I hate horror films.
I never understood why people would voluntarily pay to watch something that would make them afraid of the dark. So, when I started to hear buzz about a horror film called The Witch, my heart dropped to my stomach. When I watched the trailer, my stomach collapsed under the weight of my heart.
Ignoring my instinct to hide under the covers, I knew I had to give The Witch a chance. After making sure the sun would still be out by the time the film’s end credits started rolling, I set out to the earliest showing.
And I loved it.
Set in the 17th century, The Witch follows a family that is exiled from a New England plantation and settles down on the edge of an ominous forest. Despite their exile, all seemed well for the family until their newborn son suddenly vanishes. His disappearance acts as a catalyst for a series of inexplicable events that send them all down a path to insanity.
Robert Eggers does a fantastic job in his directorial debut. The way he is able to create and maintain an eerie ambiance throughout the film keeps the audience captivated by what happens on screen. Unable to predict where the story goes, filmgoers will constantly ask themselves “What the f--- is happening?” Only at the very end will they get their answer and the journey to that answer is equally horrific and hauntingly mesmerizing.

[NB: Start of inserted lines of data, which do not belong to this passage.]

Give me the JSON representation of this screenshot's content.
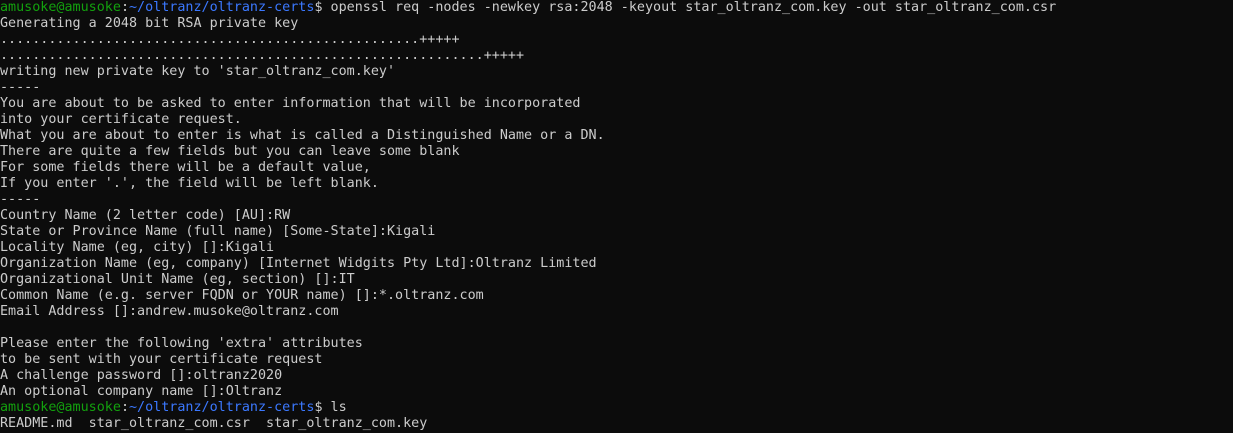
{
  "terminal": {
    "colors": {
      "background": "#0c0c0c",
      "text": "#cccccc",
      "prompt_user": "#13a10e",
      "prompt_path": "#3b78ff"
    },
    "prompt1": {
      "user_host": "amusoke@amusoke",
      "colon": ":",
      "path": "~/oltranz/oltranz-certs",
      "symbol": "$",
      "command": " openssl req -nodes -newkey rsa:2048 -keyout star_oltranz_com.key -out star_oltranz_com.csr"
    },
    "output1": [
      "Generating a 2048 bit RSA private key",
      "....................................................+++++",
      "............................................................+++++",
      "writing new private key to 'star_oltranz_com.key'",
      "-----",
      "You are about to be asked to enter information that will be incorporated",
      "into your certificate request.",
      "What you are about to enter is what is called a Distinguished Name or a DN.",
      "There are quite a few fields but you can leave some blank",
      "For some fields there will be a default value,",
      "If you enter '.', the field will be left blank.",
      "-----",
      "Country Name (2 letter code) [AU]:RW",
      "State or Province Name (full name) [Some-State]:Kigali",
      "Locality Name (eg, city) []:Kigali",
      "Organization Name (eg, company) [Internet Widgits Pty Ltd]:Oltranz Limited",
      "Organizational Unit Name (eg, section) []:IT",
      "Common Name (e.g. server FQDN or YOUR name) []:*.oltranz.com",
      "Email Address []:andrew.musoke@oltranz.com",
      "",
      "Please enter the following 'extra' attributes",
      "to be sent with your certificate request",
      "A challenge password []:oltranz2020",
      "An optional company name []:Oltranz"
    ],
    "prompt2": {
      "user_host": "amusoke@amusoke",
      "colon": ":",
      "path": "~/oltranz/oltranz-certs",
      "symbol": "$",
      "command": " ls"
    },
    "ls_output": "README.md  star_oltranz_com.csr  star_oltranz_com.key"
  }
}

Although dark, the cinematography is beautiful and the historical accuracy of the time truly sends one back to when witches were as much of a threat as mother nature or disease. The Witch is essentially a deeply religious, 17th century man or woman’s worst nightmare. To the film’s characters, witches are real. Because of that unwavering belief, there is no place for skepticism in this film. The film embraces what we consider fantasy or supernatural to the point where audiences will find themselves believing in it too, even if it only last until the picture ends.
This is not a film that will make you jump in your seat. It won’t make you scream in surprise or terror. It also won’t make you paranoid when you walk back to your car. This is the type of horror that makes you thankful that our witches of today are Hermione Granger and Melissa Joan Hart. The Witch reminds us that horror is more than the cheap scares Blumhouse has taught us to expect. It reminds us that suspense can be just as menacing.
Every performance in this film is brilliant. Although I may have struggled to understand the dialogue at the beginning, by the end I had become accustomed to the English of back then. I was surprised by the sheer talent of the young actors, who matched Kate Dickie and Ralph Ineson’s intensity. Anya Taylor-Joy and Harvey Scrimshaw gave breakout performances that stay with audiences well after the film is over.
It may be early, but I am calling The Witch the best horror film of the year. I implore you all to watch it in the theater. Watch Deadpool again after.
The Witch was released on February 19, 2016.